City of Stockbridge approves branding initiative
By Monroe Roark
Stockbridge is looking to improve its brand for the future and also identify important symbols of its past.
Two recommendations from the city’s Main Street program were approved by the City Council at its Sept. 12 regular meeting. The first move is to go forward with a city branding initiative.
A request for proposals will be distributed to solicit the services of qualified marketing firms for that purpose. The budget for this phase of the process should not exceed $25,000. The necessary funds will be moved from the hotel/motel tax account to pay for these services, according to city staff.
The other Main Street recommendation led to the council’s approval of a historic preservation ordinance.
“This will serve as a positive step in the furtherance of Main Street program objectives with regard to establishing a historic preservation ethic in the city of Stockbridge and obtaining Certified Local Government status,” according to a staff report. “This, in turn, will place the city in a better position when applying for both federal and state historic preservation funding, receiving technical assistance, and establishing a historic district.”
The new ordinance calls for the creation of a five-member historic preservation commission, to maintain inventory of city property and recommend to the council certain locations and structures to eventually be designated as historic. The ordinance also sets a number of specific guidelines for designating historic districts and historic properties.
Other details involve requiring certificates of appropriateness for any proposed changes in appearance on designated historic properties, and code provisions regarding the maintenance of such properties.

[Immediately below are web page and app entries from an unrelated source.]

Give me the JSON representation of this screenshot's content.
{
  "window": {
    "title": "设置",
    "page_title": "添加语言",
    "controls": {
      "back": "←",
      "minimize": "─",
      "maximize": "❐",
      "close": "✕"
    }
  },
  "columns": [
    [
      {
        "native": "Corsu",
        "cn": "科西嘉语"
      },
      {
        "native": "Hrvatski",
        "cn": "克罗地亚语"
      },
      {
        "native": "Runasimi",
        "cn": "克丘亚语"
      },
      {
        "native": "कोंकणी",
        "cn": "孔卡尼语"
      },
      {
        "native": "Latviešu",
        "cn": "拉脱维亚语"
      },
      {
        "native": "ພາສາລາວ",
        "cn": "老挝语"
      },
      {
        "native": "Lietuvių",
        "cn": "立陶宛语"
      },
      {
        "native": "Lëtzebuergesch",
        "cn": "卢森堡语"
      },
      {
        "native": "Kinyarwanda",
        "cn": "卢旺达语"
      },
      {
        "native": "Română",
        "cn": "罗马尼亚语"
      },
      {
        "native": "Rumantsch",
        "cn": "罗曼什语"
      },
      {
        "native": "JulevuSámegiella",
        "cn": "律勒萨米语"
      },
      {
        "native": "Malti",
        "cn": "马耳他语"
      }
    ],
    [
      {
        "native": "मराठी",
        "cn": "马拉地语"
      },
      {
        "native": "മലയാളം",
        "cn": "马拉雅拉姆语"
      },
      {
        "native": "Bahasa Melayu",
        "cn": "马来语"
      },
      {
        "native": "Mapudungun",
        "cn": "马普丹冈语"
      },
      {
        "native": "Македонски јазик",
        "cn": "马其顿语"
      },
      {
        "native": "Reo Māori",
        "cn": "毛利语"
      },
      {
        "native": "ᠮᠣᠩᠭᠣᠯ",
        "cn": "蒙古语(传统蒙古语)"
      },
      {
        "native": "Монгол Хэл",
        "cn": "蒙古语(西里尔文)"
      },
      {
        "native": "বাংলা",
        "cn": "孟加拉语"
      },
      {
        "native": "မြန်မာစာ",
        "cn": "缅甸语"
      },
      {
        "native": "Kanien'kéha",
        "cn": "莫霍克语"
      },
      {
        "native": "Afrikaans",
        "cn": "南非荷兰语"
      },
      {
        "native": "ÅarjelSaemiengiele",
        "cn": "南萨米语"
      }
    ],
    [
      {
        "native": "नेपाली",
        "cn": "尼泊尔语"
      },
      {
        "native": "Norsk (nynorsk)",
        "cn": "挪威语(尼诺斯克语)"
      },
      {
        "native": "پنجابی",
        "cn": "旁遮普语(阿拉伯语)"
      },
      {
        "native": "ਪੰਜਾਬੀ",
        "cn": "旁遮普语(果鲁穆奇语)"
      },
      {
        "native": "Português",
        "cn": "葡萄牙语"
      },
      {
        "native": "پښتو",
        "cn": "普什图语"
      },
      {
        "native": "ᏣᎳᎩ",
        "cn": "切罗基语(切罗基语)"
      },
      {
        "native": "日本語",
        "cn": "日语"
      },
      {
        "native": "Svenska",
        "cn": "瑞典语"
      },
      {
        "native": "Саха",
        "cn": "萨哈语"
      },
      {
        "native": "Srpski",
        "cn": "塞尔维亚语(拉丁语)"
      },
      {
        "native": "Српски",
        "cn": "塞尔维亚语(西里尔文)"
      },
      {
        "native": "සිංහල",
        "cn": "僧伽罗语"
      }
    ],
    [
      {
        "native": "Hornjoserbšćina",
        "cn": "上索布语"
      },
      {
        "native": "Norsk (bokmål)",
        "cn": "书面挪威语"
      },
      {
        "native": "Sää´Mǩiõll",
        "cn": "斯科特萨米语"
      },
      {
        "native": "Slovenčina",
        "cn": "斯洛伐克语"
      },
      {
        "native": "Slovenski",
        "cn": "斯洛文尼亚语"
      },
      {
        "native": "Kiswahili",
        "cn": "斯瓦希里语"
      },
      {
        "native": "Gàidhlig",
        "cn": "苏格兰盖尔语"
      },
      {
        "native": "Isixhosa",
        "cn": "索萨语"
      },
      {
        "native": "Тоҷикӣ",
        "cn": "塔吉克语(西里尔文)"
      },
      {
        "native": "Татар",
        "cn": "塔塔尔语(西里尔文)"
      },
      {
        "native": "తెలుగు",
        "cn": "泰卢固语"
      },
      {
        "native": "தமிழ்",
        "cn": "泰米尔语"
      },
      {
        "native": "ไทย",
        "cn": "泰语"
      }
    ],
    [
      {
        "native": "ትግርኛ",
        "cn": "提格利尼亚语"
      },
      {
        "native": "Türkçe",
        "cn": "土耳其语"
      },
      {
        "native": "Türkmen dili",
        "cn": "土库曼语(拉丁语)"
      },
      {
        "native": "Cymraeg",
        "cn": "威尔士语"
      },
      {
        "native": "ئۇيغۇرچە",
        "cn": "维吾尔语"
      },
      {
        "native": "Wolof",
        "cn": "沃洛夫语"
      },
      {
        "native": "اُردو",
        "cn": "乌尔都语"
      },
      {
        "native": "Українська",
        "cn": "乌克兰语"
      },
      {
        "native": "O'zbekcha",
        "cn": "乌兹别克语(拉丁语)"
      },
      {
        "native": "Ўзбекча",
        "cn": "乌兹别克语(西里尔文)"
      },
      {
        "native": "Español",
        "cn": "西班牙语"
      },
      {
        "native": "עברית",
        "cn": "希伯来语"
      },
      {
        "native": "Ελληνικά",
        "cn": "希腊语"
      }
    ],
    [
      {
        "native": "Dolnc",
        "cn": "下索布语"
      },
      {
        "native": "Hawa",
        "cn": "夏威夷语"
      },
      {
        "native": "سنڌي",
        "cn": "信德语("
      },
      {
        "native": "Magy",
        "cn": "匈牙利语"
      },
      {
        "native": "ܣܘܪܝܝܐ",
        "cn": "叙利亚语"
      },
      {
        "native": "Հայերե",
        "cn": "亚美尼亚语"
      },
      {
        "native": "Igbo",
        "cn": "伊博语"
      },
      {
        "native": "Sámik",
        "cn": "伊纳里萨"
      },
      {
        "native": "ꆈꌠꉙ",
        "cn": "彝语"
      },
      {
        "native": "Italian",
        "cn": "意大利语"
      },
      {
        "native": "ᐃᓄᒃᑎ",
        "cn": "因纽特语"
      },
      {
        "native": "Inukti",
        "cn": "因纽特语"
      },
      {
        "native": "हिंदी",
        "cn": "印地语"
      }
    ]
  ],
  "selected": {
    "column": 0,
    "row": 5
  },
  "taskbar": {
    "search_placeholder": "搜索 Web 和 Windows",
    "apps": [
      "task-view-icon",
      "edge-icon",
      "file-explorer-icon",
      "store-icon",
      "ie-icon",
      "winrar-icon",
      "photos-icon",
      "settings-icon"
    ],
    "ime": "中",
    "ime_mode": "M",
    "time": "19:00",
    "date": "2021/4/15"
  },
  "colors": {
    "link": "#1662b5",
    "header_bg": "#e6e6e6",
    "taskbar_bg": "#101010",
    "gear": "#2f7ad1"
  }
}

In other city business, the council approved proposed amenities for the Red Oak Village development, a 20-acre site on the east side of Rock Quarry Road at Red Oak Drive. It was annexed into the city in June of 2015 and rezoned from county M-1 (light manufacturing) to city M-1 and RM-1 (multi-family residential). The annexation and rezoning came with a number of conditions, including a requirement that it be developed as a 62-older community in accordance with the Fair Housing Act.
A city-initiated zoning reversion from C-2 (general commercial) to RA (residential agricultural) Old Conyers Road, with two single-family residential parcels and one site slated for a bed and breakfast. Immediately upon the resolution of that item, the bed-and-breakfast lot was rezoned to C-3 (heavy commercial). A variance request for that site was tabled until the Sept. 27 workshop meeting.